Obama also declared a new era of US diplomatic engagement, promising "swift and certain justice" for captured terrorists. However he was light on foreign policy specifics.
In a swift response, Louisiana's Indian-American Governor Bobby Jindal attacked Obama's economic policies as "irresponsible."
"All of us want our economy to recover and our nation to prosper," Jindal, a possible 2012 White House contender, said in the Republican rejoinder.
"Where we agree, Republicans must be the president's strongest partners. And where we disagree, Republicans have a responsibility to be candid and offer better ideas for a path forward."
Obama also said his aides had been scrutinising the federal budget, in line with his vow to halve the deficit - forecast to reach $1.3trn this year – by 2013.
"We have already identified $2trn in savings over the next decade," said Obama, who was due to unveil his first budget today.
"We will eliminate the no-bid contracts that have wasted billions in Iraq, and reform our defence budget so that we are not paying for Cold War-era weapons systems we do not use."
The president also vowed to end the Bush administration's practice of keeping the hundreds of billions of dollars in war costs related to Afghanistan and Iraq outside of the main budget, and vowed to increase the number of soldiers and Marines.
Shredding Bush administration reluctance to tackle climate change, Obama called on Congress to fund a chase for "clean, renewable energy," and to approve legislation "that places a market-based cap on carbon pollution and drives the production of more renewable energy in America."
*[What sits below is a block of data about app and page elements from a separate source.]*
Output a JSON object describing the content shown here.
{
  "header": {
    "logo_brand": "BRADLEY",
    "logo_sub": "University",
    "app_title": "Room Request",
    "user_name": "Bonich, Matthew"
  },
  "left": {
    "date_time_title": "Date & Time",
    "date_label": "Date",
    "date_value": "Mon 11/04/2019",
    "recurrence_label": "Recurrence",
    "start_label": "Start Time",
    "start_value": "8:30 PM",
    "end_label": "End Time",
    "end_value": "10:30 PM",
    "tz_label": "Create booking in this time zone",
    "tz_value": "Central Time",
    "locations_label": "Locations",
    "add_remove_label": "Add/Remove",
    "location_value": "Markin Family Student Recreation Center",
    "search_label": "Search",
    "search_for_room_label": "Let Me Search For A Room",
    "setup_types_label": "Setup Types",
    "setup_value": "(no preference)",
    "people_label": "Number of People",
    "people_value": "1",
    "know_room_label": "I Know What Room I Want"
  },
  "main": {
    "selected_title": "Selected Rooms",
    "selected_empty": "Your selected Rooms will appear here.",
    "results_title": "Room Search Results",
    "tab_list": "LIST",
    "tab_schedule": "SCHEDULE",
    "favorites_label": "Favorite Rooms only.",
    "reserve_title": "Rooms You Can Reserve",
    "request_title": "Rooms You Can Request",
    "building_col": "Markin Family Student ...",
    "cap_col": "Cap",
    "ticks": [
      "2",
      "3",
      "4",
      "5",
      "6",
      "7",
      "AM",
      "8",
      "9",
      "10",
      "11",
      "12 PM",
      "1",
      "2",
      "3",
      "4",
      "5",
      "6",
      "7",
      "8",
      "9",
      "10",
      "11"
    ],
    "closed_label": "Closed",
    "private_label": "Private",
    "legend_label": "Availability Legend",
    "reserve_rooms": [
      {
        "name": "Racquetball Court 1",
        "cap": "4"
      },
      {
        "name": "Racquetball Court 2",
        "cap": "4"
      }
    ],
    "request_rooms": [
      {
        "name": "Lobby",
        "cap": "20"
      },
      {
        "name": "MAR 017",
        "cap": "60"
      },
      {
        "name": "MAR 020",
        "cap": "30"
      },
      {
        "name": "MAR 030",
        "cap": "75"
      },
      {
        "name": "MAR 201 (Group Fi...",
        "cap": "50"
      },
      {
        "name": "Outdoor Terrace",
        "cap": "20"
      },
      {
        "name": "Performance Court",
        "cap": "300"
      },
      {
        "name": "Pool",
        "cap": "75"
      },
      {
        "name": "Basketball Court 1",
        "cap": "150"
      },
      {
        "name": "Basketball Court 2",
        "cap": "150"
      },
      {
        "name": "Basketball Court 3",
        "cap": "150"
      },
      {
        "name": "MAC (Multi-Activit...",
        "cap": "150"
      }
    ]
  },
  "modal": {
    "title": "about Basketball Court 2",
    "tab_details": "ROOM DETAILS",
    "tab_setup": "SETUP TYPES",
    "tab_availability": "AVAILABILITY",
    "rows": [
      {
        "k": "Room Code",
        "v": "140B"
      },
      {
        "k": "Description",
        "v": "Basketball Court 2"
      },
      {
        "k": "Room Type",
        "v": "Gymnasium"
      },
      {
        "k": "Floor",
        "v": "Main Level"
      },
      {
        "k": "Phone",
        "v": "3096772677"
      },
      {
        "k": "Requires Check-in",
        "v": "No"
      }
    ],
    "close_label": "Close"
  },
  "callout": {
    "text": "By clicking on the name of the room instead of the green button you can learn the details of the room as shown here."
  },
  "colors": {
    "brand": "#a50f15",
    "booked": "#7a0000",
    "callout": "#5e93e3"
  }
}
In his short time in power, Obama has already driven a $787bn stimulus plan through Congress, unveiled a $275bn home foreclosure prevention plan and tried, so far unsuccessfully, to steady the banking industry. Leading US news media yesterday praised the tone and substance of Obama's speech, describing the US leader as confident.